PROBLEM DETAILS: Your task is to show every line in the listing below that includes "PipeEye".

————

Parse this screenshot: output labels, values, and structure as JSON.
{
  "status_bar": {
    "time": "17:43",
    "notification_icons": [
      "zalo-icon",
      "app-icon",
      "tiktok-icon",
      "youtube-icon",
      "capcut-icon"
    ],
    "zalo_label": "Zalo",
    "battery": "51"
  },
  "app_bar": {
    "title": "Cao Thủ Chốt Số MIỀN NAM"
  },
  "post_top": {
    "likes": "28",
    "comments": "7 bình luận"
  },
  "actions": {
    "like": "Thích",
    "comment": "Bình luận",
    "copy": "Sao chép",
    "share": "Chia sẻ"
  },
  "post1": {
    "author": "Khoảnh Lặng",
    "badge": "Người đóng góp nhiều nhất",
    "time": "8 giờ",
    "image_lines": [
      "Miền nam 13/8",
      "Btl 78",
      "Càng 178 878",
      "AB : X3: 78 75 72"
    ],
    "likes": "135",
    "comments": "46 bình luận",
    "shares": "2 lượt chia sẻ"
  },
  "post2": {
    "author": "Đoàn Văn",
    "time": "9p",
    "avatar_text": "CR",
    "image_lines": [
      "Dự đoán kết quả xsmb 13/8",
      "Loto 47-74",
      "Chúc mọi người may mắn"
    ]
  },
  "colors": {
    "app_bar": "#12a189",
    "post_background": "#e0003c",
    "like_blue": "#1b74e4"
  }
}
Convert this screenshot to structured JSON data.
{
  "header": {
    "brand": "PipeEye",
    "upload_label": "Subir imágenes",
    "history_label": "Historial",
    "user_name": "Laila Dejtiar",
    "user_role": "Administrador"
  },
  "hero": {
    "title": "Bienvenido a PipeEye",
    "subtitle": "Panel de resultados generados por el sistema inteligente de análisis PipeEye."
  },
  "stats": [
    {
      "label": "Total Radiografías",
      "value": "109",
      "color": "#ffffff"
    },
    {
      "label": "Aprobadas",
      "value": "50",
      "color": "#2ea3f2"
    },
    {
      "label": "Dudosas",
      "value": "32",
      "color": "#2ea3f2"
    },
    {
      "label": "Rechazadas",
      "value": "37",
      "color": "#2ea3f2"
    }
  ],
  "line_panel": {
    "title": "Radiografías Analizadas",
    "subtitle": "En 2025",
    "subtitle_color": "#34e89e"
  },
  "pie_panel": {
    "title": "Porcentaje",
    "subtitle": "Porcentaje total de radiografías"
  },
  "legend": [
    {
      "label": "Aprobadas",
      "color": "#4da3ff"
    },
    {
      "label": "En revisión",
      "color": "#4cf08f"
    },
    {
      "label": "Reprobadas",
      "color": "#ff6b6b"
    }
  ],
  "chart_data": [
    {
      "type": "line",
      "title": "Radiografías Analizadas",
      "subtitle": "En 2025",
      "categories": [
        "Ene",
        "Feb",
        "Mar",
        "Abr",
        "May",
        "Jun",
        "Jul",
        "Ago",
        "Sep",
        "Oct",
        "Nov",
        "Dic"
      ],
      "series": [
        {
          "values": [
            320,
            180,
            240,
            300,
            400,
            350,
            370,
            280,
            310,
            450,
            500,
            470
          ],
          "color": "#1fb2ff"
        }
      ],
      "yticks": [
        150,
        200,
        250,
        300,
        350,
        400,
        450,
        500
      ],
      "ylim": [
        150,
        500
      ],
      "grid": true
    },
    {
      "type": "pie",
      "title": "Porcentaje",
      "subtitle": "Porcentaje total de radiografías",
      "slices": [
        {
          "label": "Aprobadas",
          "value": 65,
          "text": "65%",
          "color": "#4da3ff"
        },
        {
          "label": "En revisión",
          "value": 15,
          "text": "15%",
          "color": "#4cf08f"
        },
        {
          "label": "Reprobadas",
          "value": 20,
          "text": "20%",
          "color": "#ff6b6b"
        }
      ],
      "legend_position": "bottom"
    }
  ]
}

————

EXERCISE RESULT:
    "brand": "PipeEye",
    "title": "Bienvenido a PipeEye",
    "subtitle": "Panel de resultados generados por el sistema inteligente de análisis PipeEye."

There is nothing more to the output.